Saint Peter's Basilica
This work of Renaissance architecture is the largest church in the world. The burial site of St. Peter, this church is much revered in Christendom. Even otherwise, the church is an architectural marvel whose design has had contributions from immortalized artists like Bernini, Bramante, Michelangelo and Maderno.
Piazza S. Pietro
Designed by the extremely popular Baroque artist Bernini, the iconic St. Peter's Square is where the Pope greets and blesses the crowd every Sunday noon. A bird's-eye view of the Piazza San Pietro will remind you of a giant keyhole and its Obelisk, its pair of colonnades and St. Peter's Basilica as a matter of course, will remain conspicuous. Tuesdays and Thursdays are the best days to visit and the entry is obviously free of charge. Click a lot of pictures and listen to the locals being severely critical of the otherwise 'cool' Pope Francis. Also remember that you are literally in the heart of Jesus.
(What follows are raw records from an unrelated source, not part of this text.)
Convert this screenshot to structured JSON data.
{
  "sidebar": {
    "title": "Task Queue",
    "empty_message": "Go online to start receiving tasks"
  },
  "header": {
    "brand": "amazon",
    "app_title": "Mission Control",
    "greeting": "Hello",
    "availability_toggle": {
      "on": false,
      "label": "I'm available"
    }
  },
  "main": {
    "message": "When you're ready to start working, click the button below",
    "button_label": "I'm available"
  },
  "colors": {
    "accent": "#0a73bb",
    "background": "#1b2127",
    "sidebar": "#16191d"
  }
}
Getting there: You could take the Metro to 'Ottaviano-San Pietro' which is on the A Line of the Rome Metropolitan and your journey to the Vatican and back should cost you 3 Euros. Beware of pickpockets. St. Peter's Square is 800 metres from the station and noon is the best time to visit.
Founded in the 16th century by Pope Julius II, the Vatican Museums is the most visited museum in the world. The renowned Sistine Chapel is on the visitor route to the Museum. The museum houses a variety of work by the most famous artists and sculptors the history of the world has ever seen. It has Leonardo Da Vinci’s St. Jerome in the Wilderness, Raphael’s Madonna of Foligno and Caravaggio’s Entombment, to name a few. I was left in awe of magnanimity of the place. I felt like I was right in the middle of history, like I was at the center of the world. But there was downside to this museum. The sheer number of people made this experience a little less than peaceful. There are all these amazing paintings and frescoes, but you hardly get time to analyze. The sea of people make it difficult to stand in one place and admire a piece of art.